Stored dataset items
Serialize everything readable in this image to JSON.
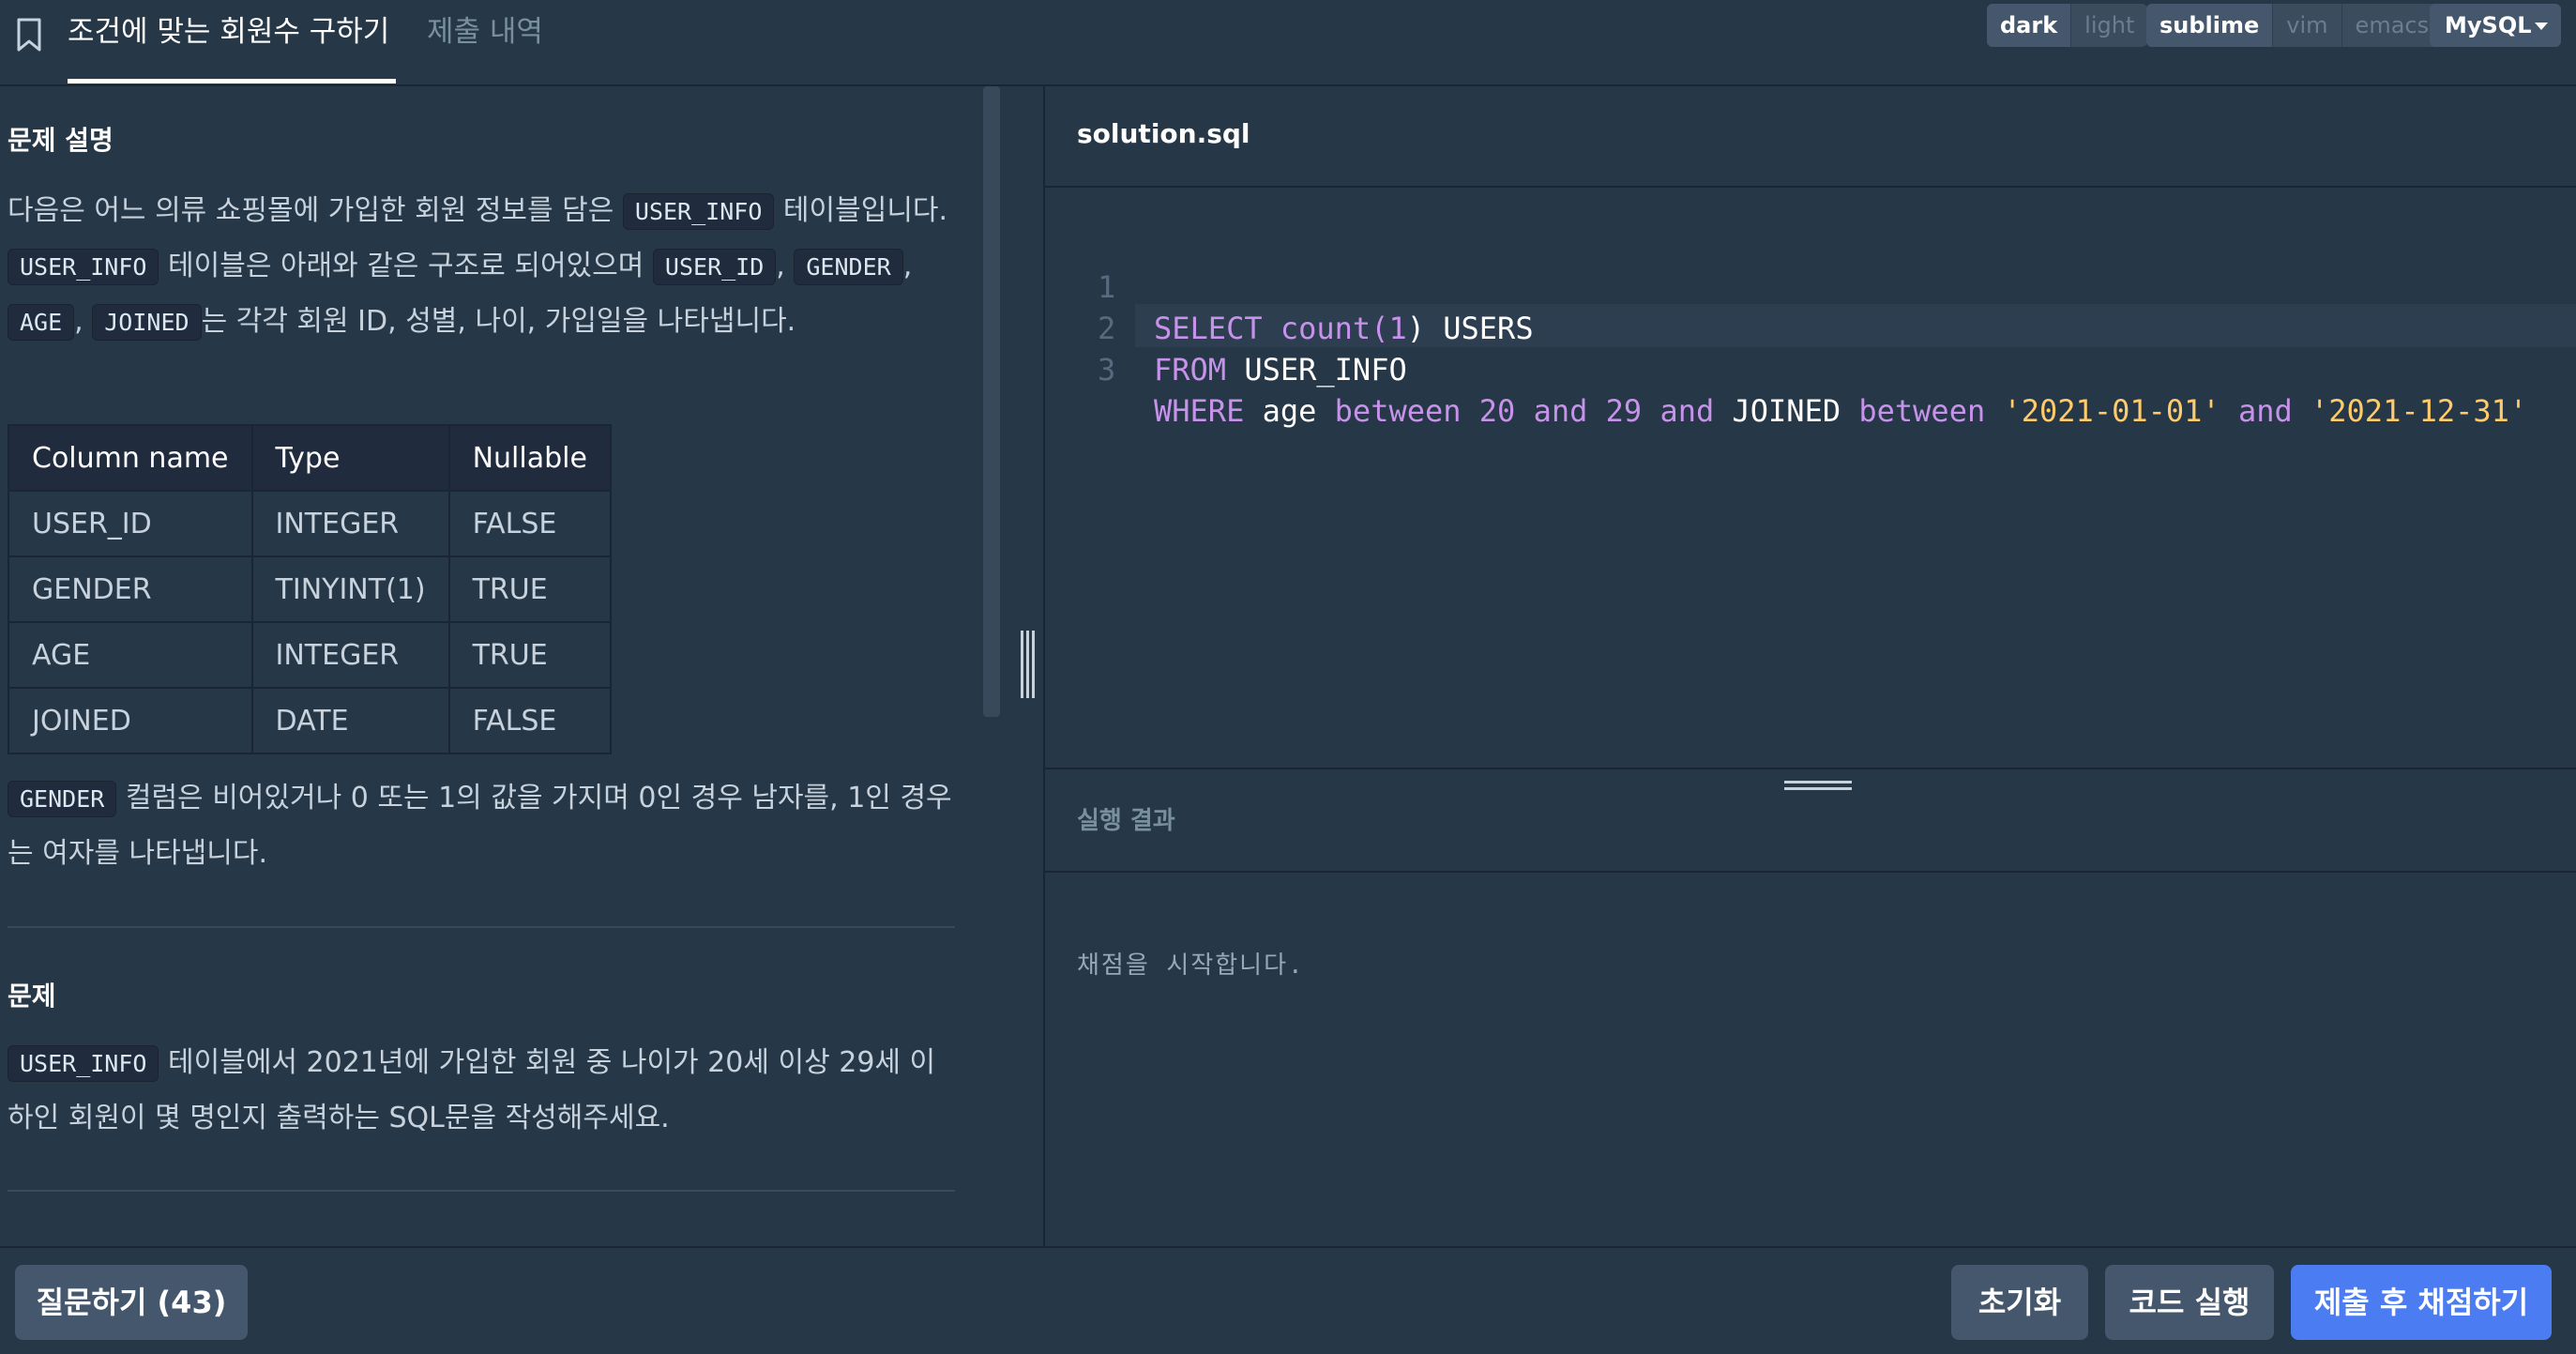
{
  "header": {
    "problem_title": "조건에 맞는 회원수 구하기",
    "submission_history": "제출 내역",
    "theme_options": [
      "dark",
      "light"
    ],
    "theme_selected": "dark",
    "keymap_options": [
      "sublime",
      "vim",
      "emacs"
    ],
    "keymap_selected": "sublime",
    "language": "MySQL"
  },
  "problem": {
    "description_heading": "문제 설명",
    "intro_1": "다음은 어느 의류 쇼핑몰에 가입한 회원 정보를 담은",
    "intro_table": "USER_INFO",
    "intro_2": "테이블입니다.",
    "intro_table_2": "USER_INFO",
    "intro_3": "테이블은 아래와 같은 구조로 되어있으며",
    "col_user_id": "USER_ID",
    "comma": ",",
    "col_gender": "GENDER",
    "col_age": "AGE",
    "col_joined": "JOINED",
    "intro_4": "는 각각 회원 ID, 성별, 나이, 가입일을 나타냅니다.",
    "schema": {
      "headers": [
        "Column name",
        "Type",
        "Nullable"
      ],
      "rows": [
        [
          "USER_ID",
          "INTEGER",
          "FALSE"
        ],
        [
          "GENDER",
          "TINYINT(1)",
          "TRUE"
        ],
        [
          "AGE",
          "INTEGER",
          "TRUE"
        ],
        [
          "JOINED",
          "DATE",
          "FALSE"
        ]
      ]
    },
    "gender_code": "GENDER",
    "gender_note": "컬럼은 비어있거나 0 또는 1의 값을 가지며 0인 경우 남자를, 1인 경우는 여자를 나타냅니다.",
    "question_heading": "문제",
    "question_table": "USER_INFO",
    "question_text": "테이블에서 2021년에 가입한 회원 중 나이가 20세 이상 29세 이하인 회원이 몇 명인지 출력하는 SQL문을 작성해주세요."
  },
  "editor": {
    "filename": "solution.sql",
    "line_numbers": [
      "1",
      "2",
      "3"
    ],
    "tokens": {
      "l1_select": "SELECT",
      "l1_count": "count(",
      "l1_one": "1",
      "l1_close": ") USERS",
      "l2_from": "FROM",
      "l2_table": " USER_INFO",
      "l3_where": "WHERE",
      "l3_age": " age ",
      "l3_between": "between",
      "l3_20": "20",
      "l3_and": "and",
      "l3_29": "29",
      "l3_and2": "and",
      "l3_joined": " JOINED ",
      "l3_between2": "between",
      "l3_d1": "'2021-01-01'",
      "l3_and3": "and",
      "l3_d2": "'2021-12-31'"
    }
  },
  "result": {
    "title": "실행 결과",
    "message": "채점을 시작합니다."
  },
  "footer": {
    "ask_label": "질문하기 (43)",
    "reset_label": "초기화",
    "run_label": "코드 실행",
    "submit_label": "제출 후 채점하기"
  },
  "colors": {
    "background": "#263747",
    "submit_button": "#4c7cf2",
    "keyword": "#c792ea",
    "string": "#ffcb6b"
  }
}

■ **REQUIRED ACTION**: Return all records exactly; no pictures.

■ **TASK RESPONSE**:
Serialize everything readable in this image to JSON.
{
  "header": {
    "problem_title": "조건에 맞는 회원수 구하기",
    "submission_history": "제출 내역",
    "theme_options": [
      "dark",
      "light"
    ],
    "theme_selected": "dark",
    "keymap_options": [
      "sublime",
      "vim",
      "emacs"
    ],
    "keymap_selected": "sublime",
    "language": "MySQL"
  },
  "problem": {
    "description_heading": "문제 설명",
    "intro_1": "다음은 어느 의류 쇼핑몰에 가입한 회원 정보를 담은",
    "intro_table": "USER_INFO",
    "intro_2": "테이블입니다.",
    "intro_table_2": "USER_INFO",
    "intro_3": "테이블은 아래와 같은 구조로 되어있으며",
    "col_user_id": "USER_ID",
    "comma": ",",
    "col_gender": "GENDER",
    "col_age": "AGE",
    "col_joined": "JOINED",
    "intro_4": "는 각각 회원 ID, 성별, 나이, 가입일을 나타냅니다.",
    "schema": {
      "headers": [
        "Column name",
        "Type",
        "Nullable"
      ],
      "rows": [
        [
          "USER_ID",
          "INTEGER",
          "FALSE"
        ],
        [
          "GENDER",
          "TINYINT(1)",
          "TRUE"
        ],
        [
          "AGE",
          "INTEGER",
          "TRUE"
        ],
        [
          "JOINED",
          "DATE",
          "FALSE"
        ]
      ]
    },
    "gender_code": "GENDER",
    "gender_note": "컬럼은 비어있거나 0 또는 1의 값을 가지며 0인 경우 남자를, 1인 경우는 여자를 나타냅니다.",
    "question_heading": "문제",
    "question_table": "USER_INFO",
    "question_text": "테이블에서 2021년에 가입한 회원 중 나이가 20세 이상 29세 이하인 회원이 몇 명인지 출력하는 SQL문을 작성해주세요."
  },
  "editor": {
    "filename": "solution.sql",
    "line_numbers": [
      "1",
      "2",
      "3"
    ],
    "tokens": {
      "l1_select": "SELECT",
      "l1_count": "count(",
      "l1_one": "1",
      "l1_close": ") USERS",
      "l2_from": "FROM",
      "l2_table": " USER_INFO",
      "l3_where": "WHERE",
      "l3_age": " age ",
      "l3_between": "between",
      "l3_20": "20",
      "l3_and": "and",
      "l3_29": "29",
      "l3_and2": "and",
      "l3_joined": " JOINED ",
      "l3_between2": "between",
      "l3_d1": "'2021-01-01'",
      "l3_and3": "and",
      "l3_d2": "'2021-12-31'"
    }
  },
  "result": {
    "title": "실행 결과",
    "message": "채점을 시작합니다."
  },
  "footer": {
    "ask_label": "질문하기 (43)",
    "reset_label": "초기화",
    "run_label": "코드 실행",
    "submit_label": "제출 후 채점하기"
  },
  "colors": {
    "background": "#263747",
    "submit_button": "#4c7cf2",
    "keyword": "#c792ea",
    "string": "#ffcb6b"
  }
}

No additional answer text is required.